It's likely you just attended a holiday-weekend barbecue. And all kinds of good "summery" food and drink were probably served. Mmmm... cheeseburgers.
But what makes that food so good? Your taste buds, of course!
Did you ever really stop to think about the taste of the last good meal that you had? Was it salty? Was it sweet? Was it sour, or perhaps bitter? Or was it a combination of these sensations? While it's unlikely that we ever put too much thought into the number of meals that we eat each day, no meal would be much of an experience at all if it were not for our taste buds.
Taste buds are part of our five major sensory perceptions (see, hear, smell, touch and taste) that allow us to differentiate the flavors found in our food. While taste is recognized as the weakest of the five senses, it still plays an important role in how we enjoy food. Taste buds are generally recognized as the small raised bumps on the top of a person's tongue, which are called papillae. These papillae have small hairs called microvilli that tell a person's brain how to interpret individual flavors. Without these microvilli, everything we eat would taste the same.
But how can the taste buds on a tongue tell the difference in a flavor? The answer can lead to some entertaining experimentation.

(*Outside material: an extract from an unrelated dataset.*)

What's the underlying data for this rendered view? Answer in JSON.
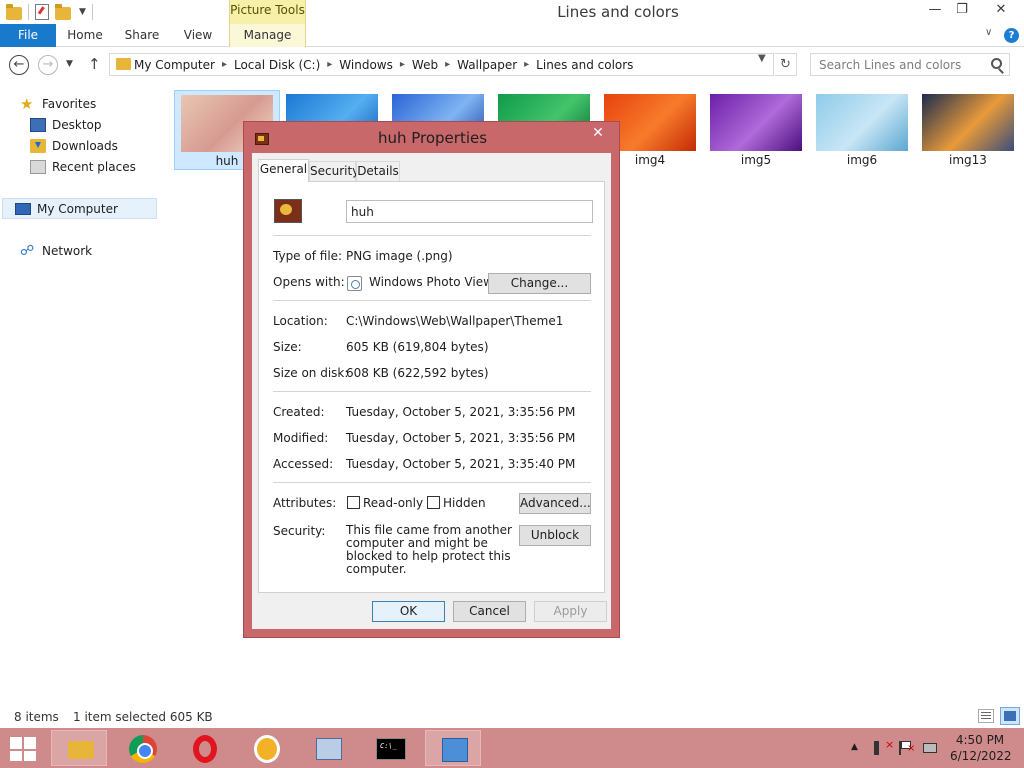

Each part of the tongue registers a different taste sensation. For example, the taste buds on the tip of a person's tongue register salty and sweet flavors. The sides of the tongue can detect sour flavors, and the back of the tongue picks up the bitter flavors.
Some people believe that there is also a fifth taste called "umami," which is a difficult to describe taste that doesn't fall under the other four classifications. This particular flavor is said to combine with other flavors, making existing tastes more rich and intense. While the concept of a "fifth taste" is somewhat controversial in nature, Asian cooking seems more receptive to this concept.
The tongue is not the only factor in processing the flavors we perceive. The nose also plays an integral part in allowing a person's brain to recognize what is being eaten. As people chew their food, chemicals are released from the food that travel into the nasal passage, triggering the olfactory receptors to work with the tongue to decipher the "true" flavor of what a specific food should taste like. In fact, holding your nose while eating will throw off the sense of taste somewhat, as the tongue's taste buds will not be able to process the actual flavor until the nasal passages are free again.
What people may not realize, however, is that the tongue is not the only place that houses taste buds. These taste buds can not only be found on the roof of a person's mouth, but to a lesser extent, the lips, cheeks and back of the mouth. Similar to how the taste of food can be thrown off by closing off the nose, a person will notice the difference in taste without these sensory areas when one of these taste zones are accidentally burned by a piece of food that is too hot.
But there's no reason for alarm: Even on those unfortunate "burned mouth days," an average person has plenty of taste buds to spare, with a tongue potentially having eight to 10,000 sensory bumps. Those taste buds get replaced with new ones about every two weeks.
That's not to imply that our broad sense of taste lasts forever. As we get older, people lose the ability to detect tastes on the roof and sides of the mouth. The taste buds will drop to the "2,000 - 5,000" range, and will largely just remain on a person's tongue. There is some consolation, however: As the number of taste buds decrease, so does the sensitivity to certain types of foods. That means certain types of foods once considered "too strong" when a person was younger may be more palatable. It's like getting a whole new menu of foods to try (this would also likely explain an adult's tolerance of broccoli!)
Age is not the only means in which a person's taste buds can be diminished. Smoking, poor dental hygiene, lack of vitamins and certain medications can throw a person's sense of taste off. Physical and chemical changes also have an effect. Illnesses such as mouth ulcers or acid reflux can cause variations in taste, and unsafe exposure to chemicals or radiation can have long-term effects. Even gender plays a part in the number of taste buds, as females generally have more taste buds than men.
While age-related loss of taste is irreversible, external factors such as treatment of illnesses and quitting smoking can make a notable difference in restoring a person's sense of taste. In fact, many smokers who have quit report a marked increase in taste.
While the utilization of a person's sense of taste is a common everyday occurrence, it's impressive to think of the amount of cooperation between the olfactory receptors of the nose and the myriad of taste buds in the mouth, which combine to create the perfect-tasting meal for us.
Until next time, keep smiling!
Follow Thomas P. Connelly, D.D.S. on Twitter: www.twitter.com/dr_connelly